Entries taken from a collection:

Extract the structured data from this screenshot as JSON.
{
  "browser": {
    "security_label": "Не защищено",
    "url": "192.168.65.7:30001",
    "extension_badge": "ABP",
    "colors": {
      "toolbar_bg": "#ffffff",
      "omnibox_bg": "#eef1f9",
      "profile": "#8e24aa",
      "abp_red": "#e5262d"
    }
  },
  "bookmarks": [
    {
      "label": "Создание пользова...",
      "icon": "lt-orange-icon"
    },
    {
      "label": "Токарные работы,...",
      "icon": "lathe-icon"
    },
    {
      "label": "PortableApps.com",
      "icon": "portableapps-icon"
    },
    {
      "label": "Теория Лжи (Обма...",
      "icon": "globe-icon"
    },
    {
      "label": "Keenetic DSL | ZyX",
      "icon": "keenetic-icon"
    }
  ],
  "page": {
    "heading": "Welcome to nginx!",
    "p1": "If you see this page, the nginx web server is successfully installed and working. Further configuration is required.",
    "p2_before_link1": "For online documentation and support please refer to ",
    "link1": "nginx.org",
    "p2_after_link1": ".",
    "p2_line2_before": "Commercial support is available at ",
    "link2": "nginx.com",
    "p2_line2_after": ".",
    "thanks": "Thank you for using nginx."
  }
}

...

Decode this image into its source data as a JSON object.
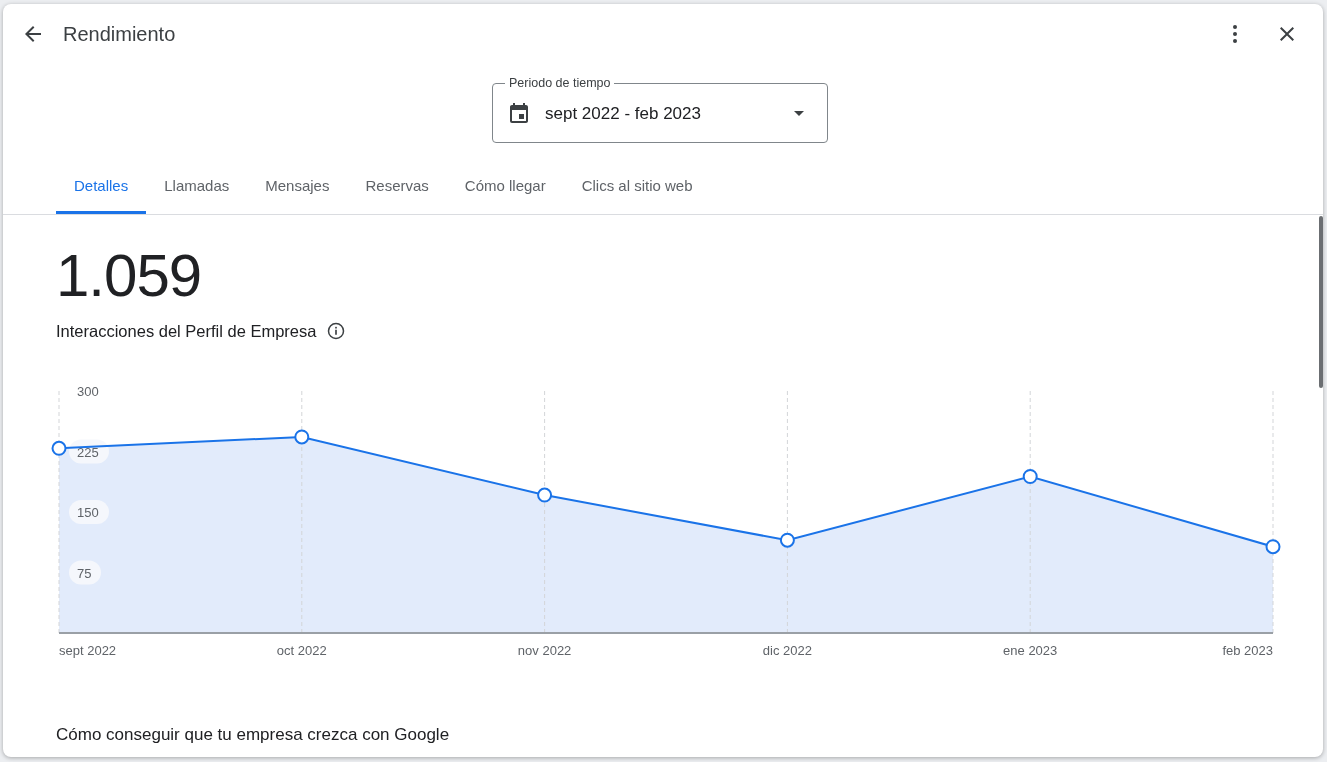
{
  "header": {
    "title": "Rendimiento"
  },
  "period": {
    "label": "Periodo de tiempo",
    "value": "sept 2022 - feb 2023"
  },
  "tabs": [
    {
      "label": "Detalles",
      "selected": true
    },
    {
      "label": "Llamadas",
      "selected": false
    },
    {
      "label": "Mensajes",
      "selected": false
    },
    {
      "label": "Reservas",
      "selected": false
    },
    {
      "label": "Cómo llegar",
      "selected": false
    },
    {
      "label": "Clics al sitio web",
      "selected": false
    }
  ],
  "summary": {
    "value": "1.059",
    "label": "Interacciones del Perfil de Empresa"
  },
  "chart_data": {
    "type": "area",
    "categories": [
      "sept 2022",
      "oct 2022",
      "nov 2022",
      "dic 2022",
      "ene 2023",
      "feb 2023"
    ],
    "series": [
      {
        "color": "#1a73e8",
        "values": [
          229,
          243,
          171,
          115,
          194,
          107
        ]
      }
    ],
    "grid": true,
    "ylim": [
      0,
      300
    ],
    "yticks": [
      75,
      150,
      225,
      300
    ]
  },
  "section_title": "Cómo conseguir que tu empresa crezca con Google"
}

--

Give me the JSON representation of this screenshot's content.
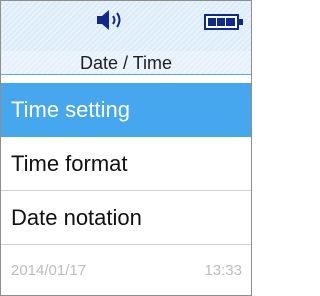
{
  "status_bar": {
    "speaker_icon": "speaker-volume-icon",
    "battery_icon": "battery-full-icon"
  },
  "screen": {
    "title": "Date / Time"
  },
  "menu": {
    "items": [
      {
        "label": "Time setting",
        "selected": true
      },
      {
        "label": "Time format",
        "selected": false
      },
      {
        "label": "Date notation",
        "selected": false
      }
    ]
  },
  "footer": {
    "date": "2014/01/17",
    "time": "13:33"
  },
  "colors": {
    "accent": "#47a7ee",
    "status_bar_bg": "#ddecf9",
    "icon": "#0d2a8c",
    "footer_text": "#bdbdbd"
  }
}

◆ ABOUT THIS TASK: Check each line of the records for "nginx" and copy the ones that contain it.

◆ EXERCISE ANSWER:
    "heading": "Welcome to nginx!",
    "p1": "If you see this page, the nginx web server is successfully installed and working. Further configuration is required.",
    "link1": "nginx.org",
    "link2": "nginx.com",
    "thanks": "Thank you for using nginx."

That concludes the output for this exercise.